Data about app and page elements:
<<<<

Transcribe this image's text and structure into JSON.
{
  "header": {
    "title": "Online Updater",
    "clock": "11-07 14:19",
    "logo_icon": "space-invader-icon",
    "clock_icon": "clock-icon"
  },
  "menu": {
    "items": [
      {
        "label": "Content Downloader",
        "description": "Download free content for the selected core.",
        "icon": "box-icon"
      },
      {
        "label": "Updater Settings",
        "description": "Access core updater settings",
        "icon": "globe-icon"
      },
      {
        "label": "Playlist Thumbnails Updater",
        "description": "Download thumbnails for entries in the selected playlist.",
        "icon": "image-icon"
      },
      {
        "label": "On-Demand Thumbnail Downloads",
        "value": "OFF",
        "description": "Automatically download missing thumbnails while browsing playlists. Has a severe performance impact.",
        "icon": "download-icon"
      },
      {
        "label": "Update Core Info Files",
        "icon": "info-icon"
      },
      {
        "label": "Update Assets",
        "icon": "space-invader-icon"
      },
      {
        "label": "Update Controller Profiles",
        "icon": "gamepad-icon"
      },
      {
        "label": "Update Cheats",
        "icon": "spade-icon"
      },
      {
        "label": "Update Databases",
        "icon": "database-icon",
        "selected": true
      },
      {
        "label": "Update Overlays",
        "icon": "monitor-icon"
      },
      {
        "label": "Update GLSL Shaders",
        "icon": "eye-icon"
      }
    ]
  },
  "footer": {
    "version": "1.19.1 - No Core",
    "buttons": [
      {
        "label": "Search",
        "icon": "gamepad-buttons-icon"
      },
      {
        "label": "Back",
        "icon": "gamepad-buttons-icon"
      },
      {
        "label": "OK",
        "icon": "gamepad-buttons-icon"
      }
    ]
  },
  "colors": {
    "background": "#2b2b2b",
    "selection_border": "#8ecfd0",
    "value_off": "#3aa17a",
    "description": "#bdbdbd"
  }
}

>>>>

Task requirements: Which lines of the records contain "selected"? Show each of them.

Completed exercise:
        "description": "Download free content for the selected core.",
        "description": "Download thumbnails for entries in the selected playlist.",
        "selected": true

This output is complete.